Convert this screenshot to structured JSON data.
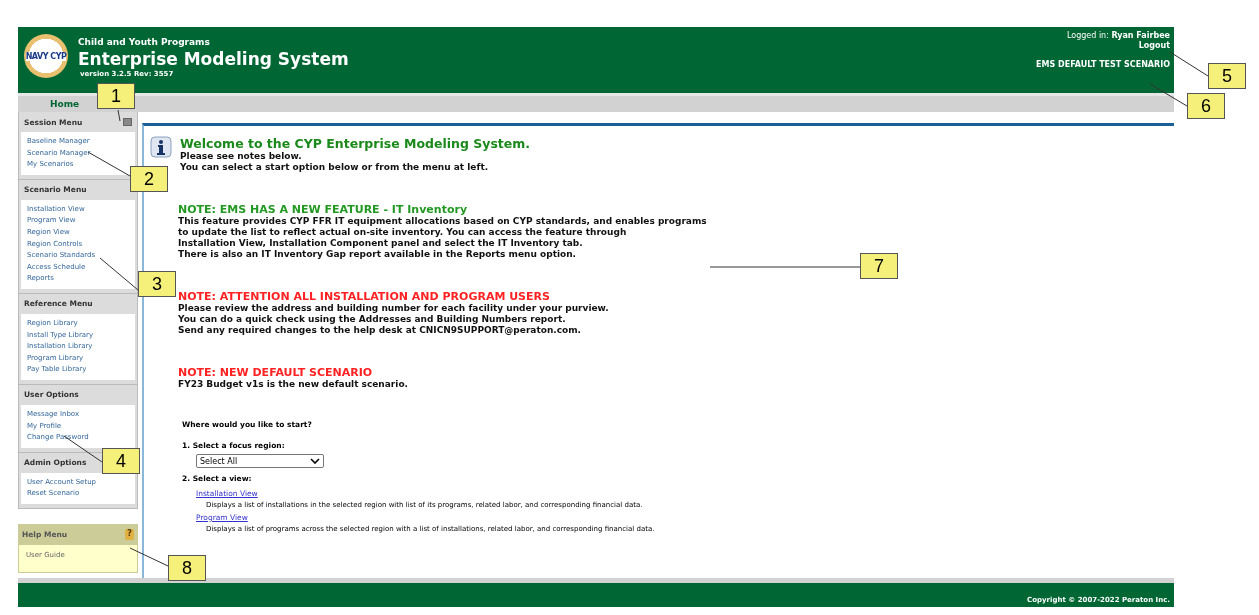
{
  "header": {
    "org": "Child and Youth Programs",
    "title": "Enterprise Modeling System",
    "version": "version 3.2.5 Rev: 3557",
    "logo_text": "NAVY CYP",
    "logged_in_label": "Logged in:",
    "user": "Ryan Fairbee",
    "logout": "Logout",
    "scenario": "EMS DEFAULT TEST SCENARIO"
  },
  "nav": {
    "home": "Home"
  },
  "sidebar": [
    {
      "title": "Session Menu",
      "kind": "normal",
      "collapse_icon": true,
      "items": [
        "Baseline Manager",
        "Scenario Manager",
        "My Scenarios"
      ]
    },
    {
      "title": "Scenario Menu",
      "kind": "normal",
      "items": [
        "Installation View",
        "Program View",
        "Region View",
        "Region Controls",
        "Scenario Standards",
        "Access Schedule",
        "Reports"
      ]
    },
    {
      "title": "Reference Menu",
      "kind": "normal",
      "items": [
        "Region Library",
        "Install Type Library",
        "Installation Library",
        "Program Library",
        "Pay Table Library"
      ]
    },
    {
      "title": "User Options",
      "kind": "normal",
      "items": [
        "Message Inbox",
        "My Profile",
        "Change Password"
      ]
    },
    {
      "title": "Admin Options",
      "kind": "normal",
      "items": [
        "User Account Setup",
        "Reset Scenario"
      ]
    },
    {
      "title": "Help Menu",
      "kind": "help",
      "help_icon": "?",
      "items": [
        "User Guide"
      ]
    }
  ],
  "welcome": {
    "title": "Welcome to the CYP Enterprise Modeling System.",
    "lines": [
      "Please see notes below.",
      "You can select a start option below or from the menu at left."
    ]
  },
  "notes": [
    {
      "title": "NOTE: EMS HAS A NEW FEATURE - IT Inventory",
      "color": "#229922",
      "lines": [
        "This feature provides CYP FFR IT equipment allocations based on CYP standards, and enables programs",
        "to update the list to reflect actual on-site inventory. You can access the feature through",
        "Installation View, Installation Component panel and select the IT Inventory tab.",
        "There is also an IT Inventory Gap report available in the Reports menu option."
      ]
    },
    {
      "title": "NOTE: ATTENTION ALL INSTALLATION AND PROGRAM USERS",
      "color": "#ff2222",
      "lines": [
        "Please review the address and building number for each facility under your purview.",
        "You can do a quick check using the Addresses and Building Numbers report.",
        "Send any required changes to the help desk at CNICN9SUPPORT@peraton.com."
      ]
    },
    {
      "title": "NOTE: NEW DEFAULT SCENARIO",
      "color": "#ff2222",
      "lines": [
        "FY23 Budget v1s is the new default scenario."
      ]
    }
  ],
  "start": {
    "question": "Where would you like to start?",
    "step1": "1. Select a focus region:",
    "region_select": "Select All",
    "step2": "2. Select a view:",
    "views": [
      {
        "link": "Installation View",
        "description": "Displays a list of installations in the selected region with list of its programs, related labor, and corresponding financial data."
      },
      {
        "link": "Program View",
        "description": "Displays a list of programs across the selected region with a list of installations, related labor, and corresponding financial data."
      }
    ]
  },
  "footer": {
    "copyright": "Copyright © 2007-2022 Peraton Inc."
  },
  "callouts": [
    "1",
    "2",
    "3",
    "4",
    "5",
    "6",
    "7",
    "8"
  ]
}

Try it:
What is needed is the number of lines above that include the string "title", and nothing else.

Result of this exercise:
11